Do you find it difficult to keep up with the pace of change in education policy? This essential book takes an historical perspective to illuminate current educational issues. The authors draw on documentary evidence to describe, record and analyze education policy in England and Wales since the Second World War.
Inside you will find in-depth interviews with a number of former Education Ministers, and others who were directly involved in the development and implementation of education policy. Key decision-makers such as David Blunkett, Ed Balls and Michael Gove are asked to discuss the historical context of their period of office and to consider the lasting legacy of the policies they have been responsible for.
This is a must-read for graduate students in education courses. It will be a valuable resource to undergraduates studying modern history and social policy, as well as international students who wish to gain an insight of the English education system. From Butler to Balls and beyond, this book provides a unique insight into the impact and legacy of education policy.
1988–1992: Education Reform: A Period of Turbulence
Throughout its period in office from 1979 the Conservative government had been determined to make significant changes to what was seen as a failing education system. This chapter is concerned with the final two years of Margaret Thatcher's term as Prime Minister (1988–90) and the first two years in office of John Major (1990–2).
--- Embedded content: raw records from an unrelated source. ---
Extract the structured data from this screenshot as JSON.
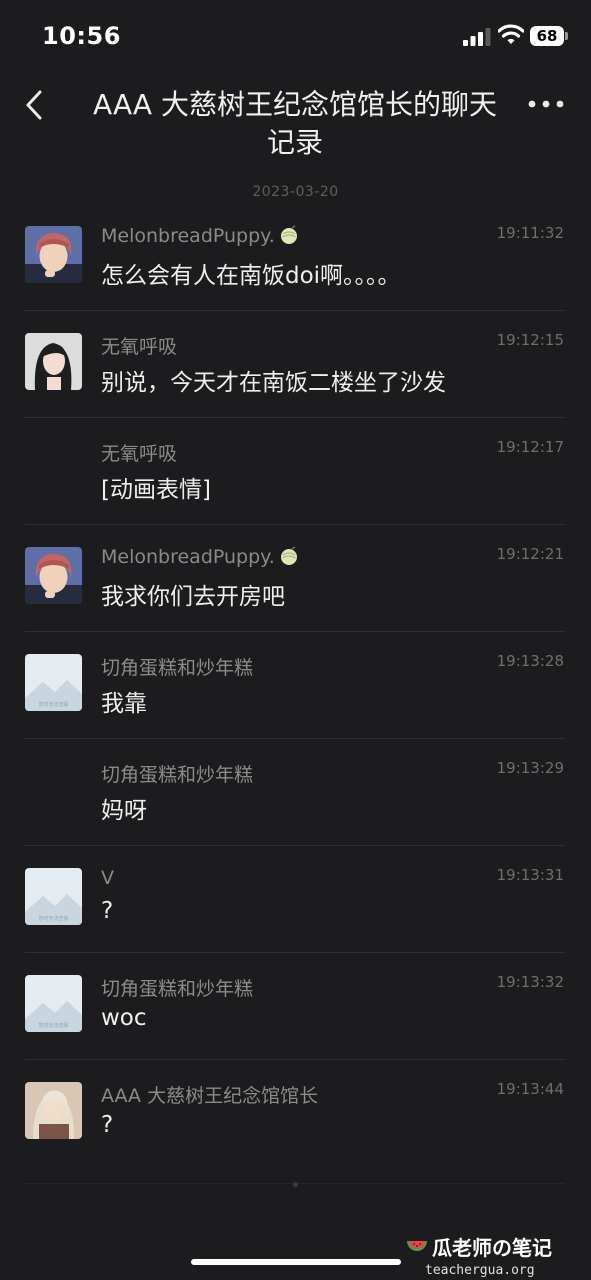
{
  "status_bar": {
    "time": "10:56",
    "battery": "68"
  },
  "header": {
    "title": "AAA 大慈树王纪念馆馆长的聊天记录"
  },
  "date_separator": "2023-03-20",
  "messages": [
    {
      "sender": "MelonbreadPuppy.",
      "time": "19:11:32",
      "text": "怎么会有人在南饭doi啊。。。。"
    },
    {
      "sender": "无氧呼吸",
      "time": "19:12:15",
      "text": "别说，今天才在南饭二楼坐了沙发"
    },
    {
      "sender": "无氧呼吸",
      "time": "19:12:17",
      "text": "[动画表情]"
    },
    {
      "sender": "MelonbreadPuppy.",
      "time": "19:12:21",
      "text": "我求你们去开房吧"
    },
    {
      "sender": "切角蛋糕和炒年糕",
      "time": "19:13:28",
      "text": "我靠"
    },
    {
      "sender": "切角蛋糕和炒年糕",
      "time": "19:13:29",
      "text": "妈呀"
    },
    {
      "sender": "V",
      "time": "19:13:31",
      "text": "?"
    },
    {
      "sender": "切角蛋糕和炒年糕",
      "time": "19:13:32",
      "text": "woc"
    },
    {
      "sender": "AAA 大慈树王纪念馆馆长",
      "time": "19:13:44",
      "text": "?"
    }
  ],
  "placeholder_avatar_caption": "暂时无法查看",
  "watermark": {
    "title": "瓜老师の笔记",
    "url": "teachergua.org"
  },
  "colors": {
    "background": "#1c1c1e",
    "text_primary": "#eeeeee",
    "text_secondary": "#8a8a8a"
  }
}
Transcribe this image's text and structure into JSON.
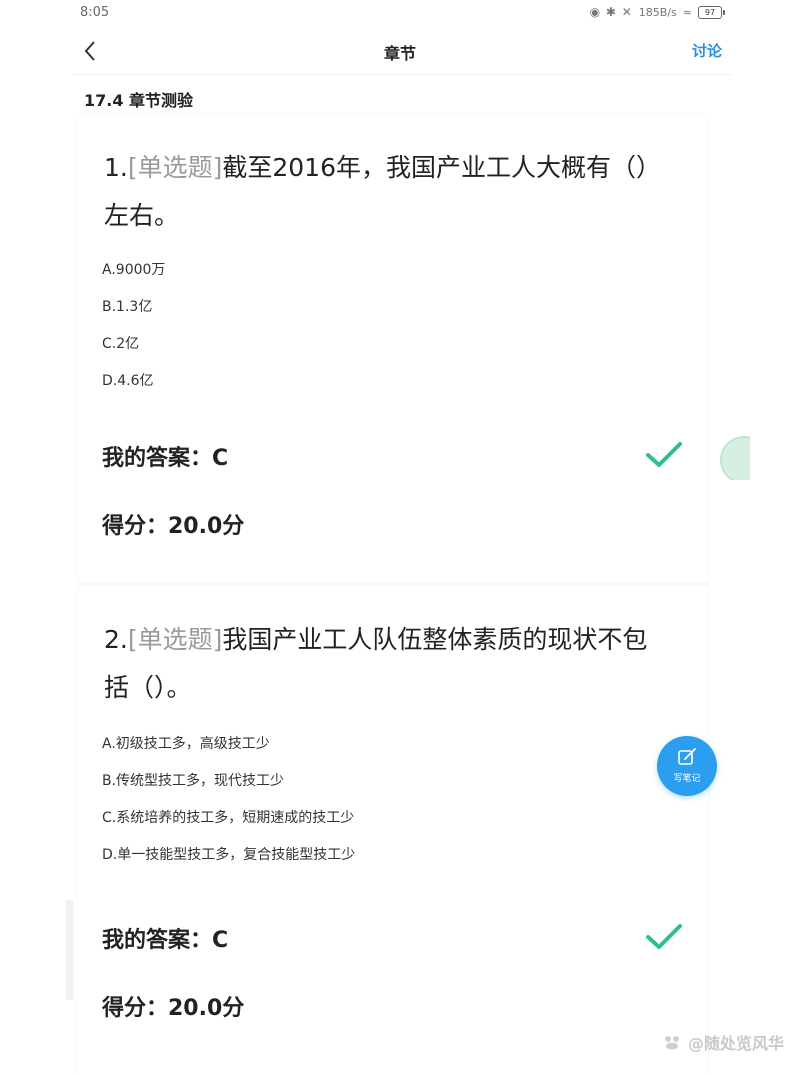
{
  "status_bar": {
    "time": "8:05",
    "network_speed": "185B/s",
    "battery": "97"
  },
  "header": {
    "title": "章节",
    "discuss_label": "讨论"
  },
  "chapter": {
    "heading": "17.4 章节测验"
  },
  "questions": [
    {
      "number": "1.",
      "type_label": "[单选题]",
      "text": "截至2016年，我国产业工人大概有（）左右。",
      "options": [
        "A.9000万",
        "B.1.3亿",
        "C.2亿",
        "D.4.6亿"
      ],
      "my_answer": "我的答案：C",
      "score": "得分：20.0分"
    },
    {
      "number": "2.",
      "type_label": "[单选题]",
      "text": "我国产业工人队伍整体素质的现状不包括（）。",
      "options": [
        "A.初级技工多，高级技工少",
        "B.传统型技工多，现代技工少",
        "C.系统培养的技工多，短期速成的技工少",
        "D.单一技能型技工多，复合技能型技工少"
      ],
      "my_answer": "我的答案：C",
      "score": "得分：20.0分"
    }
  ],
  "floating": {
    "note_label": "写笔记"
  },
  "watermark": {
    "text": "@随处览风华"
  },
  "colors": {
    "accent": "#2b9ef0",
    "correct": "#2fbf8a",
    "type_label": "#9a9a9a"
  }
}
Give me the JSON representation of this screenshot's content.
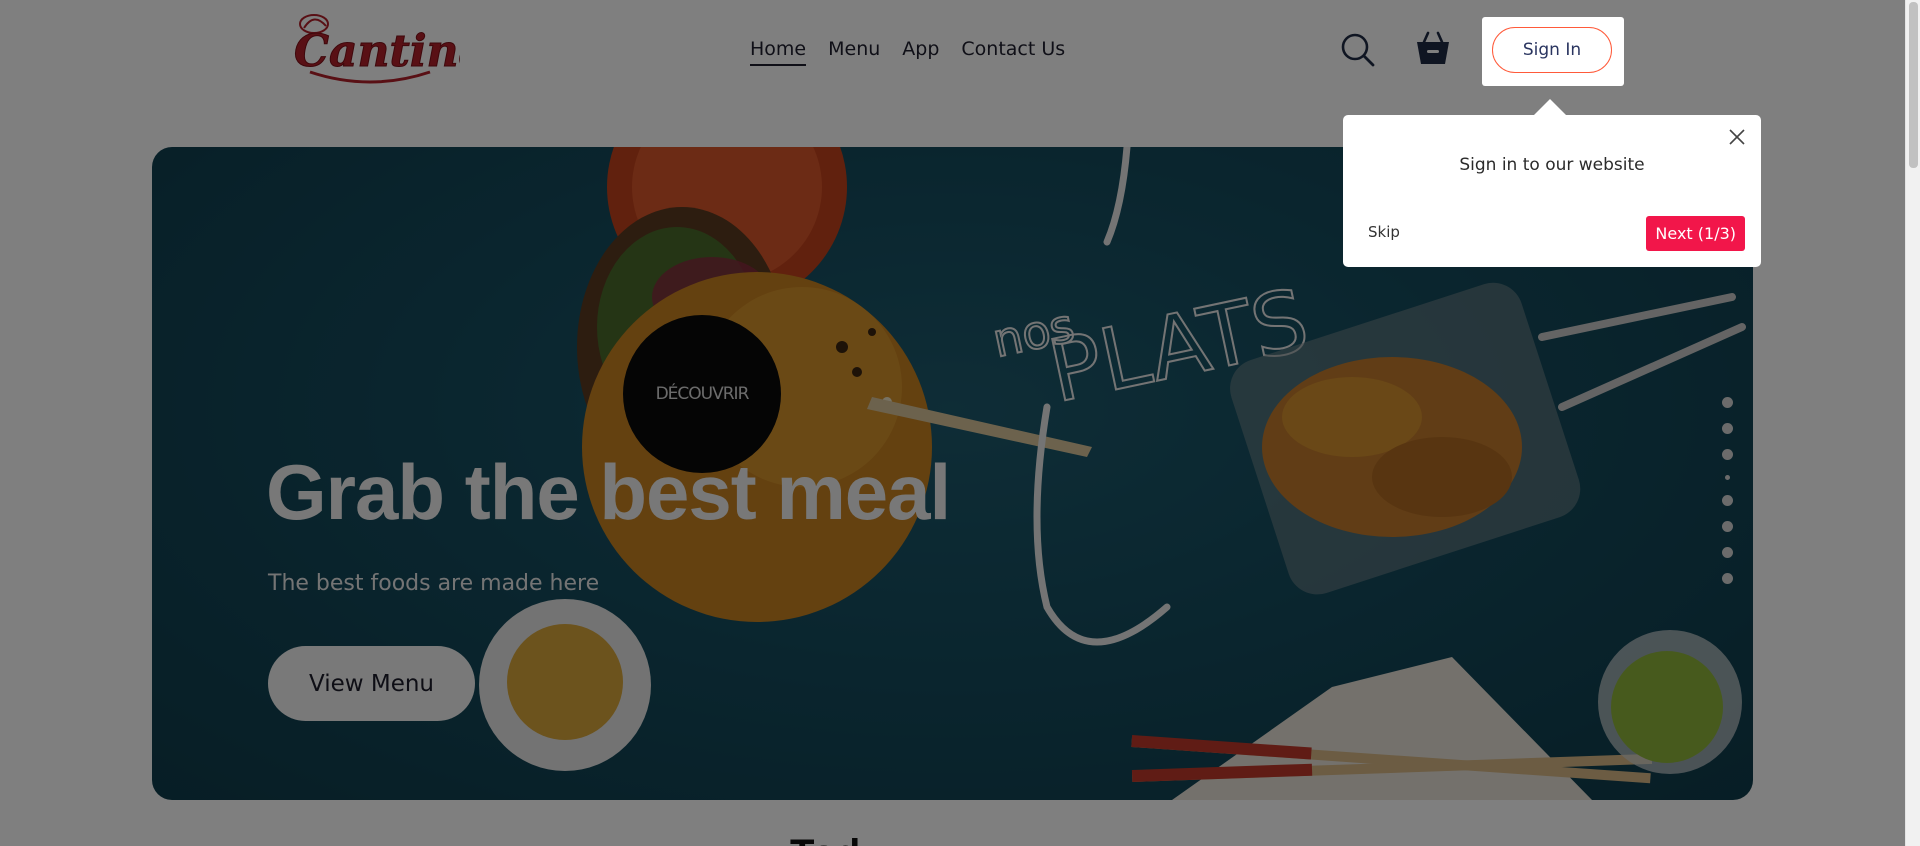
{
  "header": {
    "logo_text": "Cantina's",
    "nav": [
      {
        "label": "Home",
        "active": true
      },
      {
        "label": "Menu",
        "active": false
      },
      {
        "label": "App",
        "active": false
      },
      {
        "label": "Contact Us",
        "active": false
      }
    ],
    "search_icon": "search-icon",
    "cart_icon": "basket-icon",
    "sign_in_label": "Sign In"
  },
  "hero": {
    "title": "Grab the best meal",
    "subtitle": "The best foods are made here",
    "cta_label": "View Menu",
    "decouvrir_label": "DÉCOUVRIR",
    "script_text": "nos PLATS",
    "slide_count": 8,
    "active_slide": 4
  },
  "below": {
    "heading_partial": "Tod"
  },
  "tour": {
    "title": "Sign in to our website",
    "skip_label": "Skip",
    "next_label": "Next (1/3)"
  },
  "colors": {
    "accent": "#f2164a",
    "signin_border": "#ff5a3a",
    "hero_bg": "#144a5c",
    "logo_red": "#b3212b"
  }
}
The political background and the school and college context is reviewed, followed by a discussion of the Education Secretaries, Kenneth Baker (1986–9), John MacGregor (1989–90) and Kenneth Clarke (1990–2) and the policies they developed.
The Education Reform Act (ERA) of 1988 is considered in some detail. It was the culmination ...